** BRIEF **
Where a line below holds the string "icon", copy that line.

[Data about app and page elements]
· · · · ·
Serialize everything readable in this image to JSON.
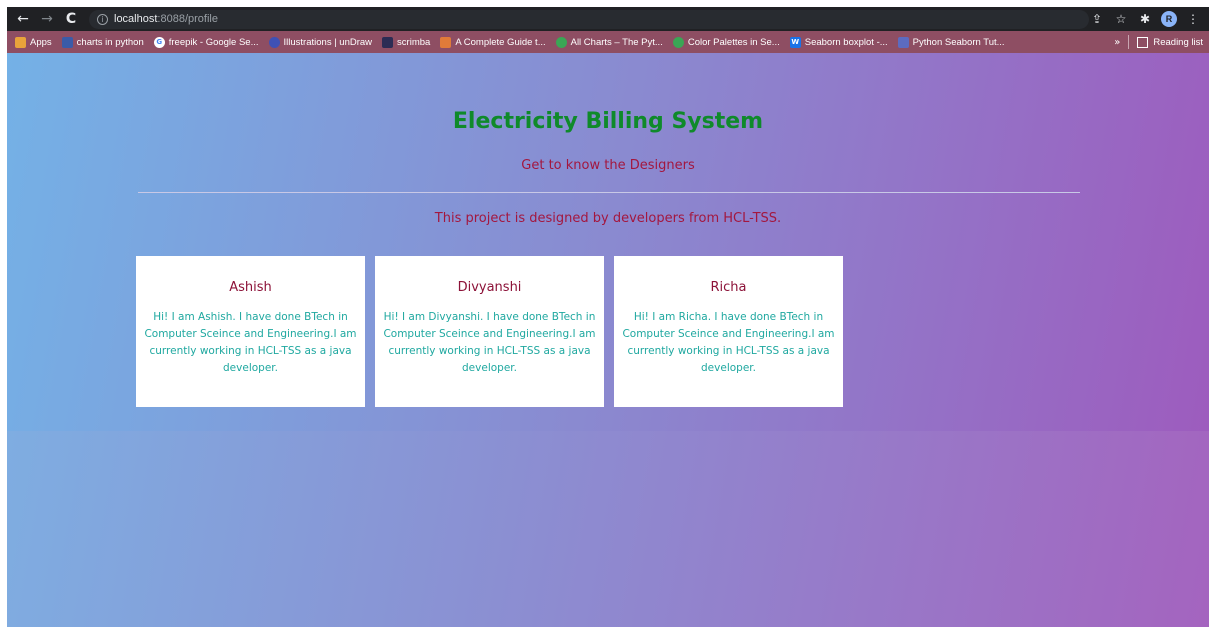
{
  "browser": {
    "url_host": "localhost",
    "url_rest": ":8088/profile",
    "profile_initial": "R"
  },
  "bookmarks": [
    {
      "label": "Apps",
      "icon": "apps-grid-icon",
      "color": "#e8a33b"
    },
    {
      "label": "charts in python",
      "icon": "site-icon",
      "color": "#3a5ba8"
    },
    {
      "label": "freepik - Google Se...",
      "icon": "google-icon",
      "color": "#ffffff"
    },
    {
      "label": "Illustrations | unDraw",
      "icon": "undraw-icon",
      "color": "#3f51b5"
    },
    {
      "label": "scrimba",
      "icon": "scrimba-icon",
      "color": "#2c2c54"
    },
    {
      "label": "A Complete Guide t...",
      "icon": "css-tricks-icon",
      "color": "#e07b39"
    },
    {
      "label": "All Charts – The Pyt...",
      "icon": "python-graph-icon",
      "color": "#3aa655"
    },
    {
      "label": "Color Palettes in Se...",
      "icon": "palette-icon",
      "color": "#3aa655"
    },
    {
      "label": "Seaborn boxplot -...",
      "icon": "w3-icon",
      "color": "#1a73e8"
    },
    {
      "label": "Python Seaborn Tut...",
      "icon": "list-icon",
      "color": "#5c6bc0"
    }
  ],
  "bookmarks_right": {
    "label": "Reading list",
    "overflow": "»"
  },
  "page": {
    "title": "Electricity Billing System",
    "subtitle": "Get to know the Designers",
    "intro": "This project is designed by developers from HCL-TSS."
  },
  "designers": [
    {
      "name": "Ashish",
      "bio": "Hi! I am Ashish. I have done BTech in Computer Sceince and Engineering.I am currently working in HCL-TSS as a java developer."
    },
    {
      "name": "Divyanshi",
      "bio": "Hi! I am Divyanshi. I have done BTech in Computer Sceince and Engineering.I am currently working in HCL-TSS as a java developer."
    },
    {
      "name": "Richa",
      "bio": "Hi! I am Richa. I have done BTech in Computer Sceince and Engineering.I am currently working in HCL-TSS as a java developer."
    }
  ],
  "colors": {
    "title": "#0f8a2a",
    "accent": "#a3173f",
    "card_name": "#8c1238",
    "card_text": "#1fa8a0"
  }
}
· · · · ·
** EXERCISE ANSWER **
      "icon": "apps-grid-icon",
      "icon": "site-icon",
      "icon": "google-icon",
      "icon": "undraw-icon",
      "icon": "scrimba-icon",
      "icon": "css-tricks-icon",
      "icon": "python-graph-icon",
      "icon": "palette-icon",
      "icon": "w3-icon",
      "icon": "list-icon",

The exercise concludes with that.